After finishing with manjaro, I think I want to use Arch instead of Arch-based distros. The installation is not difficult because I have tried it before in a VM, it’s just that my slow internet makes it take a long time during the pacstrap process. I think when I want to use Arch I will use Window Manager instead of Desktop Environment because what’s wrong with trying? I chose i3 because the configuration I thought was not too difficult and could be made modular. In the end, I’m quite comfortable with using Window Manager because it looks simple and efficient. But not everything was easy because I had to install drivers manually, I had to set up the desktop-portal, had to set up application themes both GTK and QT, some had to add environment variables, there was also ssh-agent, gpg-agent and others. although I like the workflow of Window Manager I have to set up all kinds of things to make my laptop function like a normal laptop.

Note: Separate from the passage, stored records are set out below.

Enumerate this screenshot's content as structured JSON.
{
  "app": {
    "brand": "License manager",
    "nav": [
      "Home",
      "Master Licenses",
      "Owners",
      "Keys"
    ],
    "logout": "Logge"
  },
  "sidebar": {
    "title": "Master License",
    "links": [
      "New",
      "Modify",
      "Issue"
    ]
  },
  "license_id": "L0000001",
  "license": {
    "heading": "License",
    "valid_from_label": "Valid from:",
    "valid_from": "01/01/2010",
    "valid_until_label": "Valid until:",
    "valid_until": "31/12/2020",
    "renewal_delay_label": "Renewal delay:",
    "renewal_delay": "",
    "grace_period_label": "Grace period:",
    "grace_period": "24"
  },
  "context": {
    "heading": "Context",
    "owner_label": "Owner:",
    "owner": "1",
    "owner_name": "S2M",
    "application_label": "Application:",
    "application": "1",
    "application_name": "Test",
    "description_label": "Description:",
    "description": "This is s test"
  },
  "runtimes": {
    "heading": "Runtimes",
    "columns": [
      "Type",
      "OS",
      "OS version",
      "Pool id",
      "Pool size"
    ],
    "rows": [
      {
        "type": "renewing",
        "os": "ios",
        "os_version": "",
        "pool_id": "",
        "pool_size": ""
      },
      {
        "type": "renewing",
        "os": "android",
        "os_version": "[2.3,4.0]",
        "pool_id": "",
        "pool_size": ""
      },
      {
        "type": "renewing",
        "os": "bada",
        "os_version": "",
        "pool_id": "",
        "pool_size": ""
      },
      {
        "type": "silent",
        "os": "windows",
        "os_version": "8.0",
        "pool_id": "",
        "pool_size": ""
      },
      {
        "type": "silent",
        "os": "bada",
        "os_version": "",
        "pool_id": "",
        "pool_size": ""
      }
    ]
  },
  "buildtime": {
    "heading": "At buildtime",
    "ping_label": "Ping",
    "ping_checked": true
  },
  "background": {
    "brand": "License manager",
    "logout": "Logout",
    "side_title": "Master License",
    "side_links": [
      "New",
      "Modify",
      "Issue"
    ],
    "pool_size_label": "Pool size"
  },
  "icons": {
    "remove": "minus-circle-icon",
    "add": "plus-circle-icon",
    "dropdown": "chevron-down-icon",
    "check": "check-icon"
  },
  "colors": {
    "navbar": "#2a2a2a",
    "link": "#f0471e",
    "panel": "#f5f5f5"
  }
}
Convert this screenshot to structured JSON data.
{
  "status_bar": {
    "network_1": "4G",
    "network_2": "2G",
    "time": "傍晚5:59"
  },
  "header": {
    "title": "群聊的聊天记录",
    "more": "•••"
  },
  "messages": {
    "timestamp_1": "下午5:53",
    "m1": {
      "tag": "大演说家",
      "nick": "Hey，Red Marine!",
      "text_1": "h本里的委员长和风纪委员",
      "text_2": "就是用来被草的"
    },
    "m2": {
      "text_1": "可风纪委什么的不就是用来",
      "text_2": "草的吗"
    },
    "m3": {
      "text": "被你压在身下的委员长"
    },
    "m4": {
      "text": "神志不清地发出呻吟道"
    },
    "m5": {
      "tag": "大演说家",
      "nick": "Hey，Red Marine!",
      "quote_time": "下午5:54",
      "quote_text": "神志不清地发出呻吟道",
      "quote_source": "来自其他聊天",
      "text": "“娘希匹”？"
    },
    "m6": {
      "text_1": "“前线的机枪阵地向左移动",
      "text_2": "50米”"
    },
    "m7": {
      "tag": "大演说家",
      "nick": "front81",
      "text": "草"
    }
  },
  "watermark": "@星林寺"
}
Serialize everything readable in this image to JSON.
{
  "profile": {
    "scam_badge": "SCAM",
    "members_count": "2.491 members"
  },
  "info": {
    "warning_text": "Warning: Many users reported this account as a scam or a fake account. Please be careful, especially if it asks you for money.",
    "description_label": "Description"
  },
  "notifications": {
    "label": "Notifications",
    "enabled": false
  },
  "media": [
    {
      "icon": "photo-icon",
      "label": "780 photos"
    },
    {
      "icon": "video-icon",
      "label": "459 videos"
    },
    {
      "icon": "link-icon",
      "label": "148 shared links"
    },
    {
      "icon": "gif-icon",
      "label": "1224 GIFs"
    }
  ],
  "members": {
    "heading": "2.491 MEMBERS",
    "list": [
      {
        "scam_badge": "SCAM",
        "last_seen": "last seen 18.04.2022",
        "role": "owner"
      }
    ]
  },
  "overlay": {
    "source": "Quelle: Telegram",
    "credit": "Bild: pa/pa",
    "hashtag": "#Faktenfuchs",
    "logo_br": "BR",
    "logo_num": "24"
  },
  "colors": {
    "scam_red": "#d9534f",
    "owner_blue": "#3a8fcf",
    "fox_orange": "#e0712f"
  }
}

After I gave up on Arch, I went back to the Arch-based distro EndeavorOS. EndeavourOS to me is just an installer for Arch given a different name. EndeavourOS also gives a few choices of Desktop Environment or Window Manager but I chose KDE because I don’t want to go back to setting all kinds of things so that I am comfortable. EndeavourOS is the distro that I have used the longest among the distros I mentioned before because there are not many things I have to change because it has been prepared by the EndeavourOS team and I am also comfortable and familiar with KDE. So what’s the problem? Some time ago, grub had a problem because they added a new thing and made some computers unable to enter grub at all, I decided to move to systemd-boot because of that problem. systemd-boot worked normally for a long time but for some reason when I did a pretty big update I couldn’t get into the login manager at all, I thought it was easy I would chroot and move to grub again because they had already fixed the problem a long time ago and I had also experienced how to install the bootloader. this is where a new problem arises. grub is not a problem because it can appear but mkinitcpio always creates the kernel in a subfolder and not in the root folder of /boot here’s an example

/boot
├── efi
├── grub
├── initramfs-6.xxx.img
└── vmlinuz-6.xxx

that’s an example of the /boot usually found when using grub and mkinitcpio but my /boot looks like this

/boot
├── efi
├── grub
└── c98as7dksjd[random character]
    └── 6.xxx
            ├── initramfs-6.xxx.img
            └── vmlinuz-6.xxx

this makes grub unable to detect kernel files at all, I’ve tried searching everywhere but I didn’t find anyone with the same problem and even in the arch wiki mkinitcpio shows that the generate is not in a subfolder.

I actually solved that problem by migrating from mkinitcpio to dracut, but I have a fear that because my laptop uses NVIDIA there might be problems in the future because the pacman hook is only for mkinitcpio.

I switched to Fedora, previously I did not mention that I actually tried Fedora first before EOS, but because at that time I used Fedora GNOME which I was not comfortable with, so I used it only briefly. But now I’m using Fedora KDE which I already know the ins and outs and it’s guaranteed to be comfortable. Fedora actually also has some disadvantages such as not having a website to search for applications like arch and dnf is slower when compared to pacman, their repository also has quite strict rules about what applications can be uploaded, but those things I can understand because I want a more stable system and there is RPMFusion anyway. what makes me a little surprised is that installing NVIDIA drivers is easier in fedora when compared to Arch, because in Arch you have to add kernel parameters and kernel modules and other things to make you really sure that NVIDIA will not have problems. Whereas Fedora only needs to add one line of X11 configuration after installation if you want to use NVIDIA as the main GPU. Another thing I like about Fedora is that even though they are a point release, their release cycle is fairly fast.

I can’t comment much on fedora yet and I hope I won’t be disappointed in the future. So that’s all from me for now, see you soon!